Repeat the following entries exactly, excluding pictures.

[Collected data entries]
++++++++++
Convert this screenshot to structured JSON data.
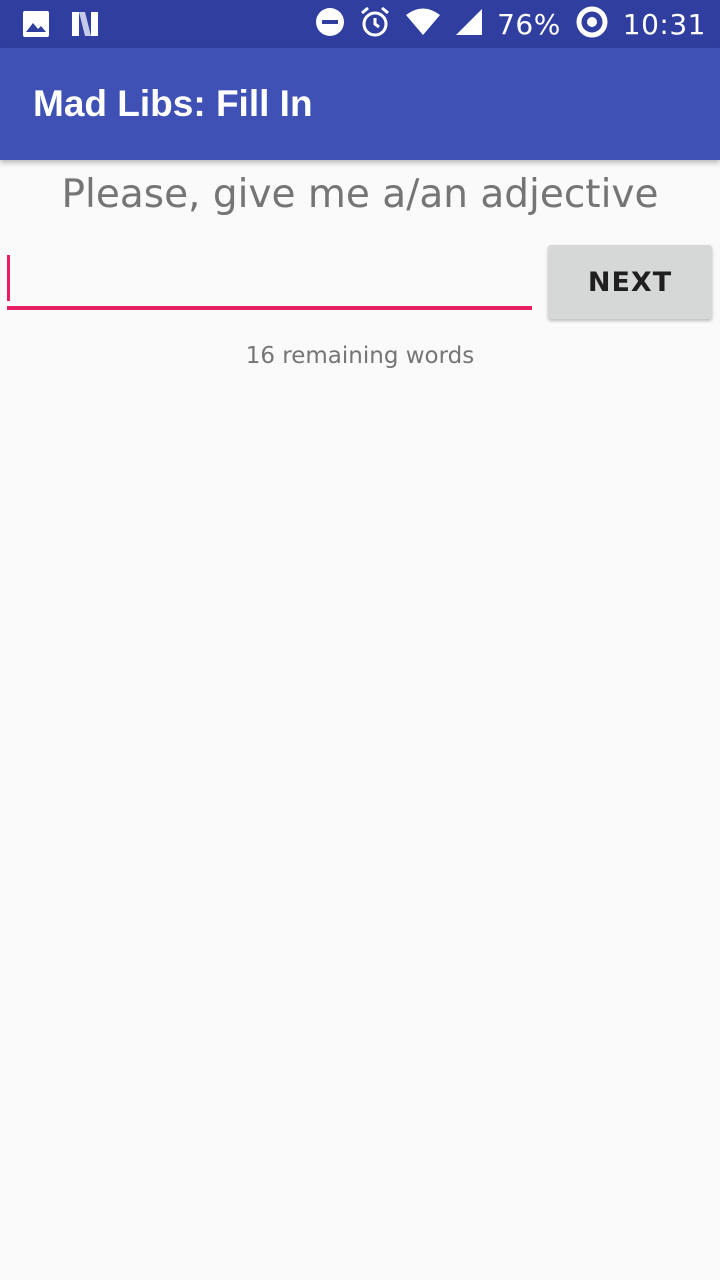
{
  "status_bar": {
    "battery": "76%",
    "time": "10:31",
    "icons": [
      "image-icon",
      "n-logo-icon",
      "do-not-disturb-icon",
      "alarm-icon",
      "wifi-icon",
      "signal-icon",
      "battery-ring-icon"
    ]
  },
  "app_bar": {
    "title": "Mad Libs: Fill In"
  },
  "main": {
    "prompt": "Please, give me a/an adjective",
    "input": {
      "value": "",
      "placeholder": ""
    },
    "next_label": "NEXT",
    "remaining": "16 remaining words"
  },
  "colors": {
    "status_bar": "#303f9f",
    "app_bar": "#3f51b5",
    "accent": "#e91e63",
    "background": "#fafafa",
    "button": "#d6d7d7"
  }
}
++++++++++
- SOLUTION
Convert this screenshot to structured JSON data.
{
  "status_bar": {
    "battery": "76%",
    "time": "10:31",
    "icons": [
      "image-icon",
      "n-logo-icon",
      "do-not-disturb-icon",
      "alarm-icon",
      "wifi-icon",
      "signal-icon",
      "battery-ring-icon"
    ]
  },
  "app_bar": {
    "title": "Mad Libs: Fill In"
  },
  "main": {
    "prompt": "Please, give me a/an adjective",
    "input": {
      "value": "",
      "placeholder": ""
    },
    "next_label": "NEXT",
    "remaining": "16 remaining words"
  },
  "colors": {
    "status_bar": "#303f9f",
    "app_bar": "#3f51b5",
    "accent": "#e91e63",
    "background": "#fafafa",
    "button": "#d6d7d7"
  }
}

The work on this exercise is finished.